President Trump slashes America’s migrant refugee limit to historic low

Trump and refugees

President Trump on Saturday gave his signature to a plan to cap the number of refugees taken in by the United States at 18,000 in fiscal year 2020. This number represents the lowest amount of possible refugees accepted by America since the program’s creation in 1980.

Religious and humanitarian groups complained about the plan when it was first introduced by the State Department in September.

The Trump administration this year agreed to let in as many as 30,000 refugees. In contrast, the final year of the Obama administration allowed for the refugee ceiling to be 85,000.

Secretary of State Mike Pompeo said in a Saturday statement that refugee resettlement “is only one aspect of U.S. humanitarian-based immigration efforts.”

The Secretary of State cited diplomatic efforts to find solutions to crises as well as humanitarian aid.

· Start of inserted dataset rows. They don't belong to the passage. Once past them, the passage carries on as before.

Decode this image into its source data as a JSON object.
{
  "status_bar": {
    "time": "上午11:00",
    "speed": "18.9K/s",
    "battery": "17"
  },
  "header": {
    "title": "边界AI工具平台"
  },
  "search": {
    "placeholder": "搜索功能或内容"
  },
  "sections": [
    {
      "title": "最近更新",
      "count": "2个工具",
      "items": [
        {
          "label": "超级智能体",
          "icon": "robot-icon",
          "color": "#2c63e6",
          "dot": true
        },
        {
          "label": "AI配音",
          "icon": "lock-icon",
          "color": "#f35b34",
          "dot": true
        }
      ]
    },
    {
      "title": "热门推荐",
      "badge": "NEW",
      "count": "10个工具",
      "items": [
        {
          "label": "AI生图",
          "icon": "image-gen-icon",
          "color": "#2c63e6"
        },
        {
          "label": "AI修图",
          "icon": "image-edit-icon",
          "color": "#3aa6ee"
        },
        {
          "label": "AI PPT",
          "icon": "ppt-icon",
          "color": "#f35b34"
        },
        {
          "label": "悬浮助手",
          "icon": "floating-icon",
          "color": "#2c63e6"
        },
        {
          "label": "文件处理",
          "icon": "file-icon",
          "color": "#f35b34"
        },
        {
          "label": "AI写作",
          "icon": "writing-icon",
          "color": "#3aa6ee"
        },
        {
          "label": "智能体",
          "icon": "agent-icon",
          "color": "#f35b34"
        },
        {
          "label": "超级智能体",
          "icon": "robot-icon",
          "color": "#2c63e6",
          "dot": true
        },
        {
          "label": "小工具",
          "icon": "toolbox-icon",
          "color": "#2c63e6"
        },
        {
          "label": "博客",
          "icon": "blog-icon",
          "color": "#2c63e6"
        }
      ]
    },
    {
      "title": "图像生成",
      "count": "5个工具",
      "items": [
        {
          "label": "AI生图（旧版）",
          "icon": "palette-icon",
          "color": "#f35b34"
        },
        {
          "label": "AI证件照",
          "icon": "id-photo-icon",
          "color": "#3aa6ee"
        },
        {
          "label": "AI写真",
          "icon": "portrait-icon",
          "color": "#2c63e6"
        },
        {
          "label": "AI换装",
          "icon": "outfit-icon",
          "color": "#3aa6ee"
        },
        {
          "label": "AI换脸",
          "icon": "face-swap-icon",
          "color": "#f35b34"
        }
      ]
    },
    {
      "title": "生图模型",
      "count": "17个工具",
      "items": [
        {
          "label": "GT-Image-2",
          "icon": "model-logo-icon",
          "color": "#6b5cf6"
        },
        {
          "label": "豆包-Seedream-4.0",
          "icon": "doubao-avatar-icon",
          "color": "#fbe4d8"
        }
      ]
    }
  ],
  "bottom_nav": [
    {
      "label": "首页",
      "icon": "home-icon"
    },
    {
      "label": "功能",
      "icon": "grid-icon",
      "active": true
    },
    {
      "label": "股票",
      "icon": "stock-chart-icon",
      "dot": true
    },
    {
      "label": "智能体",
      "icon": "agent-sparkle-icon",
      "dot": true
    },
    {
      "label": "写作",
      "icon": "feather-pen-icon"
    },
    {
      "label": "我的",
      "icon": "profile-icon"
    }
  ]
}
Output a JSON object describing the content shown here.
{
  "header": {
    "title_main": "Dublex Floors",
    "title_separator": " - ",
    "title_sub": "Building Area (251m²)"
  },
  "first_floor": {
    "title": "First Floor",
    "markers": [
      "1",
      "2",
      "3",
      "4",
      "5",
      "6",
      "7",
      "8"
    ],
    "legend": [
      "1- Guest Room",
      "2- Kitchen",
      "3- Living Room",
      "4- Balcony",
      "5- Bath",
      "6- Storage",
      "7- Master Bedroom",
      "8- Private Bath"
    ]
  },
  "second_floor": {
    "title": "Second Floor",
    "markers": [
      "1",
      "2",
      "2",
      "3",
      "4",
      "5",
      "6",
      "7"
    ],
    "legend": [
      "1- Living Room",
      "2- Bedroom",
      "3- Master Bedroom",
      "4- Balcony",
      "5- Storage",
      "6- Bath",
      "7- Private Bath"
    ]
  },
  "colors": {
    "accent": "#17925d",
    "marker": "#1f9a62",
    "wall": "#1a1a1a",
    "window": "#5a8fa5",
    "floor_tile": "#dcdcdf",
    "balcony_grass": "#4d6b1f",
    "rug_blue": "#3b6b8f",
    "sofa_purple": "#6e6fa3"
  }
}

As the White House prepares to finalize the fiscal year’s refugee cap at 18,000, the lowest number since the program was created four decades ago, many of the nearly 200 Congolese who settled in Missoula have answered desperate calls from relatives who have waited years in camps in Uganda or Tanzania for refuge in the United States. One woman has been pleading with community leaders to help her son, who recently emerged from a coma and is now alone in a camp. A local preacher prepared his three children to go to the airport last month to welcome their uncle, only to find out the morning of the arrival that the flight had been canceled.

Trump has made restricting refugee admissions part of his broader goal to limit immigration. This fiscal year’s 18,000 is down from the 30,000 let in between October 2018 and September 2019, and that was a fraction of the 110,000 that President Barack Obama offered refuge in the 2017 fiscal year.

The decreasing of the program comes as the number of people fleeing violence and persecution in the world totaled 70 million last year, the highest recorded since World War II, according to the New York Times.

Credit: NY Post